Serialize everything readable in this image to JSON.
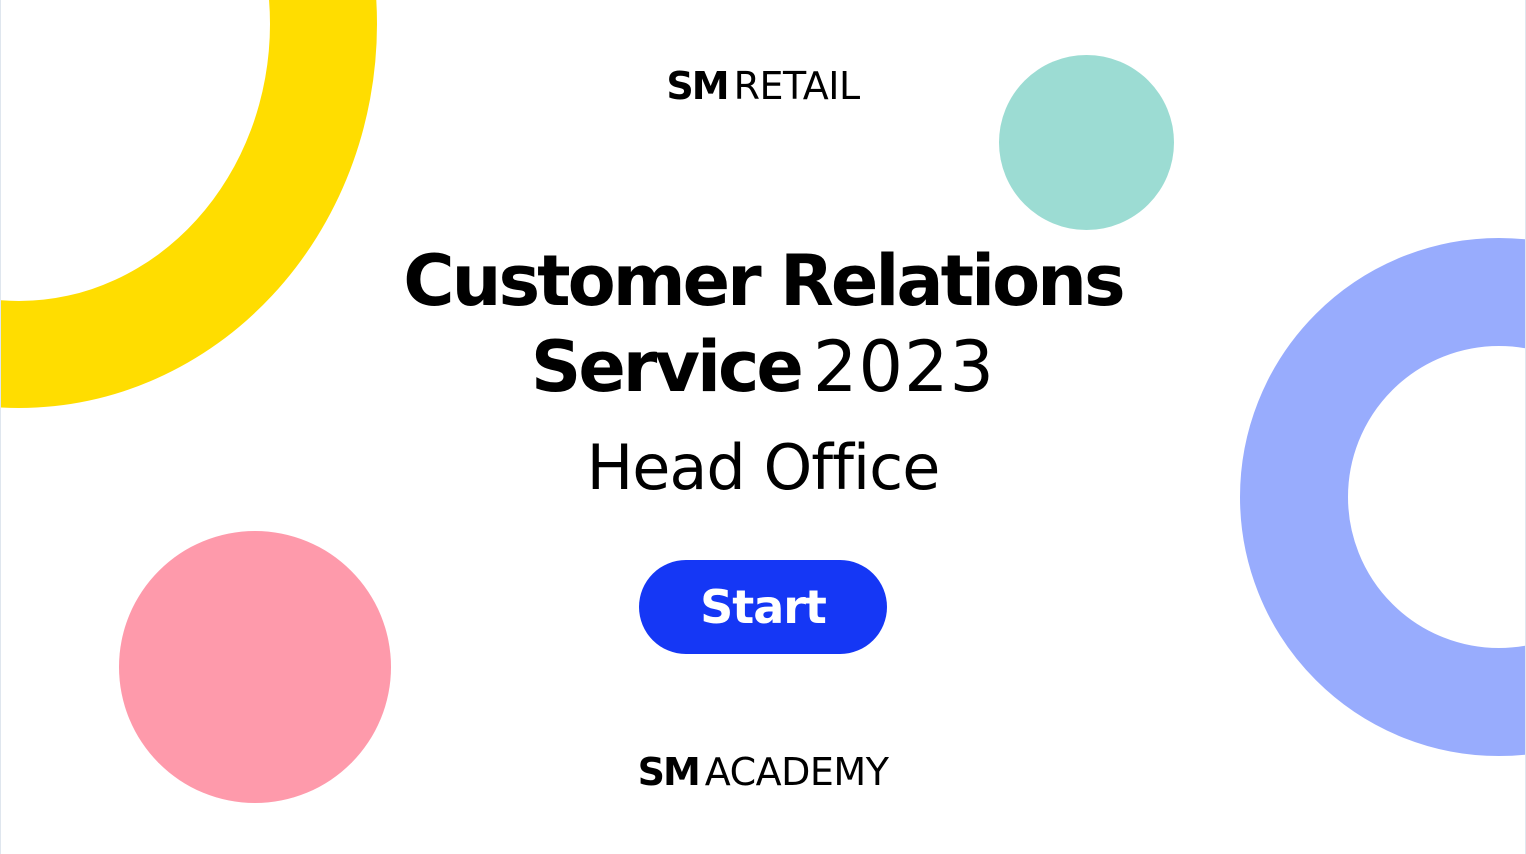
{
  "brand_top": {
    "bold": "SM",
    "light": "RETAIL"
  },
  "title": {
    "line1": "Customer Relations",
    "line2_bold": "Service",
    "line2_year": "2023"
  },
  "subtitle": "Head Office",
  "start_button_label": "Start",
  "brand_bottom": {
    "bold": "SM",
    "light": "ACADEMY"
  },
  "colors": {
    "accent_button": "#1537f5",
    "yellow_ring": "#ffdd00",
    "teal_circle": "#9cdcd3",
    "pink_circle": "#fe9aab",
    "lavender_ring": "#98acfd"
  }
}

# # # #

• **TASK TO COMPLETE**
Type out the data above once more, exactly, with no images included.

• **RESULT FOR THIS EXERCISE**
Serialize everything readable in this image to JSON.
{
  "brand_top": {
    "bold": "SM",
    "light": "RETAIL"
  },
  "title": {
    "line1": "Customer Relations",
    "line2_bold": "Service",
    "line2_year": "2023"
  },
  "subtitle": "Head Office",
  "start_button_label": "Start",
  "brand_bottom": {
    "bold": "SM",
    "light": "ACADEMY"
  },
  "colors": {
    "accent_button": "#1537f5",
    "yellow_ring": "#ffdd00",
    "teal_circle": "#9cdcd3",
    "pink_circle": "#fe9aab",
    "lavender_ring": "#98acfd"
  }
}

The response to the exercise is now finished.